This is the only species where Baiter Beach is a main site with around 10-20 feeding throughout the winter. Can also be encountered at very close range on the Quay at Poole where they feed on bread crumbs like Sparrows! Can also be encountered on the beaches at Bramble Bush Bay, Brands Bay and at Shore Road. On spring and autumn passage they can drop in at site like Lytchett Fields and the Brownsea Lagoon where they can be seen in the summer finery.


Turtle Dove

Latin Name

Streptopelia turtur

Status

Scarce Passage Migrant

Site And Records Information
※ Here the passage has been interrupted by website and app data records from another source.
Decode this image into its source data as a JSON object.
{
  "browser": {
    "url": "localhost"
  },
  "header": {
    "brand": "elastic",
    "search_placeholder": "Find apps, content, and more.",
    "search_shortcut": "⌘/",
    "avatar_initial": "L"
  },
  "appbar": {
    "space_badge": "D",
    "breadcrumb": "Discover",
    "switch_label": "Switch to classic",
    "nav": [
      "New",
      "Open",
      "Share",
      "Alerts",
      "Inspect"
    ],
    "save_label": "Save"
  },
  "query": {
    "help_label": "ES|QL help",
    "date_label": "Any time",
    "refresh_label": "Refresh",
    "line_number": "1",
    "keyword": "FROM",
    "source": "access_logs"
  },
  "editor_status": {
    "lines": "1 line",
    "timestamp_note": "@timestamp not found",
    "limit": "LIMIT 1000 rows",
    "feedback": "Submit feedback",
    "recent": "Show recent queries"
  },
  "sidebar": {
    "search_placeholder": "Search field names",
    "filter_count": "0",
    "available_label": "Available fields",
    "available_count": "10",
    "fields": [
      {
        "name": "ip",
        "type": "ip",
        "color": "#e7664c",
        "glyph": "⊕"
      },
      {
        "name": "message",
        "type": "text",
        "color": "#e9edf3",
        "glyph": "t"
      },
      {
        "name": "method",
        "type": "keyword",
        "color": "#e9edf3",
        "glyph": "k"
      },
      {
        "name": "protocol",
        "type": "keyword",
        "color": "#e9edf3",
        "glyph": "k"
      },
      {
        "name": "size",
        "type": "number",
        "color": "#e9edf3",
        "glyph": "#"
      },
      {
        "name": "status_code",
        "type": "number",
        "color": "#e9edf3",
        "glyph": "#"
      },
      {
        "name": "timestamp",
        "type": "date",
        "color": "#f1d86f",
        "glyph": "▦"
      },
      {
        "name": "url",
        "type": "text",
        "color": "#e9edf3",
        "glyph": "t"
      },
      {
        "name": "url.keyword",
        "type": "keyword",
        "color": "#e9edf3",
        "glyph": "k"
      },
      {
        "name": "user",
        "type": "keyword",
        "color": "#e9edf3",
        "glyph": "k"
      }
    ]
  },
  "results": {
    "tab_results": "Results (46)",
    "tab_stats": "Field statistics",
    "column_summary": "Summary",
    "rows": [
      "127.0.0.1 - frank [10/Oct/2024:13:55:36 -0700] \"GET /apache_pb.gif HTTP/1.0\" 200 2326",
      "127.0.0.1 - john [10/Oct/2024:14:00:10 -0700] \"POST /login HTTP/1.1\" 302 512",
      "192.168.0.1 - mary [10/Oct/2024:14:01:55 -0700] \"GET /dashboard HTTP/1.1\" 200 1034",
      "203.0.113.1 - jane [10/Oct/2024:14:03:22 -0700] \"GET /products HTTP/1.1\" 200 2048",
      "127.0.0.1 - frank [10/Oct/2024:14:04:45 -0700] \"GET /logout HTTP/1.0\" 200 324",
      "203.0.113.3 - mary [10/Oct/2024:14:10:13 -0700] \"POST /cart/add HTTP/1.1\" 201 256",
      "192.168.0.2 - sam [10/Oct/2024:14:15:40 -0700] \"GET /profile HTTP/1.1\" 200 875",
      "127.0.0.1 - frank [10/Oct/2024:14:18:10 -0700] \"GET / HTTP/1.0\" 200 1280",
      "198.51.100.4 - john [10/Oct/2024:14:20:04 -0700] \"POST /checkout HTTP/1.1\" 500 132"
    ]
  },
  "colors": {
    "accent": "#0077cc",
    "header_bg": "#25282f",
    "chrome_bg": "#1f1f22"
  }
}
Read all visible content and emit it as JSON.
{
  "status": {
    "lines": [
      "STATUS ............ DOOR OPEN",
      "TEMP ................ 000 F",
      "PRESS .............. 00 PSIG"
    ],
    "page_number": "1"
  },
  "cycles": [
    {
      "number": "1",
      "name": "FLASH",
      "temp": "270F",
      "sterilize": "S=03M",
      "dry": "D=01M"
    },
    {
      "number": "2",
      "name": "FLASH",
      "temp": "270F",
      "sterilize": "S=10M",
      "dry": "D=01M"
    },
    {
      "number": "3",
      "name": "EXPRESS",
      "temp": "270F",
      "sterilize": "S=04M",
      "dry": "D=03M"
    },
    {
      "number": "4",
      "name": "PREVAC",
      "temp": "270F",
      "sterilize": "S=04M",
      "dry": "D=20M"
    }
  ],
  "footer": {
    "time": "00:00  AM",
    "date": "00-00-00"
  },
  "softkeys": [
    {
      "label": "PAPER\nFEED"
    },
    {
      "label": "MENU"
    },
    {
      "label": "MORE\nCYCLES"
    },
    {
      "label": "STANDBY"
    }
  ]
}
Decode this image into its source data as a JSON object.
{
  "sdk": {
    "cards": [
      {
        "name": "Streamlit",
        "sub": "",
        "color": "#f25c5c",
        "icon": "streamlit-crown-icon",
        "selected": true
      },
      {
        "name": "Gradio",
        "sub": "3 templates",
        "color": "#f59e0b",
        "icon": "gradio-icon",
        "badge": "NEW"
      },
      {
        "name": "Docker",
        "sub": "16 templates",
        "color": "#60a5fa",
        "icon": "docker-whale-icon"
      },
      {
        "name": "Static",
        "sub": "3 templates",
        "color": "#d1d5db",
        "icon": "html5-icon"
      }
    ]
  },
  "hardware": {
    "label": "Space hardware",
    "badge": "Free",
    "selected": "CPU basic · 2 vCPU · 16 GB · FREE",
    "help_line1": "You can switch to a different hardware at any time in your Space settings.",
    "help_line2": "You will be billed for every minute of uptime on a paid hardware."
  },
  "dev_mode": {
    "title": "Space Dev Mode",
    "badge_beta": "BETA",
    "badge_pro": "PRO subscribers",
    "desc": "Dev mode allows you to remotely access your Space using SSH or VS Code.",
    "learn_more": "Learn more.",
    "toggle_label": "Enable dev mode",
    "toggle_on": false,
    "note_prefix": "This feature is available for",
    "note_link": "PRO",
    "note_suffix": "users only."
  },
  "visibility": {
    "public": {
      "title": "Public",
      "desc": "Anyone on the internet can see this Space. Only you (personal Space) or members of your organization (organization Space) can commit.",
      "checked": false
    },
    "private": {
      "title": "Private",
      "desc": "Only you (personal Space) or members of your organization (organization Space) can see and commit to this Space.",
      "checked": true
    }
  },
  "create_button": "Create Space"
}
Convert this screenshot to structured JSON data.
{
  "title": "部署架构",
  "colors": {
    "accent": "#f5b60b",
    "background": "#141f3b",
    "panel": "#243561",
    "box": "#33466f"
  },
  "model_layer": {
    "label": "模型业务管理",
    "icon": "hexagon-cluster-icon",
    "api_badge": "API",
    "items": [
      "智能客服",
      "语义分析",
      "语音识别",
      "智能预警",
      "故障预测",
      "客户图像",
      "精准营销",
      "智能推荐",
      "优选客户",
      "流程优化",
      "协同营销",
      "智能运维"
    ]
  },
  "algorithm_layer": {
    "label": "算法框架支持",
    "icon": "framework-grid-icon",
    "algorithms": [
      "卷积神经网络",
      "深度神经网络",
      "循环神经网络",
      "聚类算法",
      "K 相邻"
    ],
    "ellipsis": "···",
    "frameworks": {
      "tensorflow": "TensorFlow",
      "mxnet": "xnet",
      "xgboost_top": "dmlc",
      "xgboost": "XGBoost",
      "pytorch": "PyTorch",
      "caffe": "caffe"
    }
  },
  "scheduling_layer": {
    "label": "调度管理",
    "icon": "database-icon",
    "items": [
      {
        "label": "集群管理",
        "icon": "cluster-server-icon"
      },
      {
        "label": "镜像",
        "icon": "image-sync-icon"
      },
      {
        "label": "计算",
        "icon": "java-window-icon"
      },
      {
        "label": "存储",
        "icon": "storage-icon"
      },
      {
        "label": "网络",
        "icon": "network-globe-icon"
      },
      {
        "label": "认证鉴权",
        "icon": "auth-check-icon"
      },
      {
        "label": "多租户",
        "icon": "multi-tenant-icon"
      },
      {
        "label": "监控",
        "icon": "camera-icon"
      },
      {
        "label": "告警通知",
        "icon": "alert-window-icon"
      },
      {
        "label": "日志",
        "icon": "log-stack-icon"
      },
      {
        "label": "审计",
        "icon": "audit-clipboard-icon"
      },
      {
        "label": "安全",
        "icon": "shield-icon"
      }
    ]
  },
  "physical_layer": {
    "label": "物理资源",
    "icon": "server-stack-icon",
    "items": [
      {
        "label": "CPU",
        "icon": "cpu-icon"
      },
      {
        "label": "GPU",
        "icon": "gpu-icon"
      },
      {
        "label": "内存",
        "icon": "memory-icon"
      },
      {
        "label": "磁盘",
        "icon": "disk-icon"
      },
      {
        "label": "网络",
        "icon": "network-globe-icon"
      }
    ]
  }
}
Suspected to have never been common in the harbour, Turtle Dove only show up very sporadically. Ballard Down and the top of Glebelands are good historical sites. Only one definite record of breeding which came from Brownsea in 1967. They were suspected of nesting on Hartland Moor in 1979 and were singing on Studland Heath in 1972 and 1973 and at Corfe Castle in 1998.

Before Mediterranean hunting took such a toll, flocks of migrating birds could be found, 50 to 60 on Godlingston Heath on the 12th August 1962 (the harbour maximum) and 45 at Arne in 1972. Sadly nowadays, sightings are barely annual and in 2018 none were recorded at all. Intensive farming practices across the UK are also known to be a major cause of their decline.


Twite

Latin Name

Carduelis flavirostris

Status

Vagrant

Site And Records Information

A very rare ‘northern’ finch, which is most likely to be seen/heard nowadays as a passage migrant in late autumn at Ballard, Glebelands or South Haven. However there are a few over-wintering records so its well worth scanning through Linnet flocks during the winter to see if you can pick out a pink-rumped Twite.

Two at South Haven on 6th January 1963 rising to three on 23rd
1 in October 1999 at Middlebere
3 in November 1983 at Lytchett Bay


Two-barred Crossbill

Latin Name

Loxia leucoptera

Status

Vagrant

Site And Records Information

A very rare vagrant that’s prone to ‘irruptions’ in the UK. There is however only 1 Poole Harbour record.

1 on 7th July 1966 at Arne


Call 01202 641 003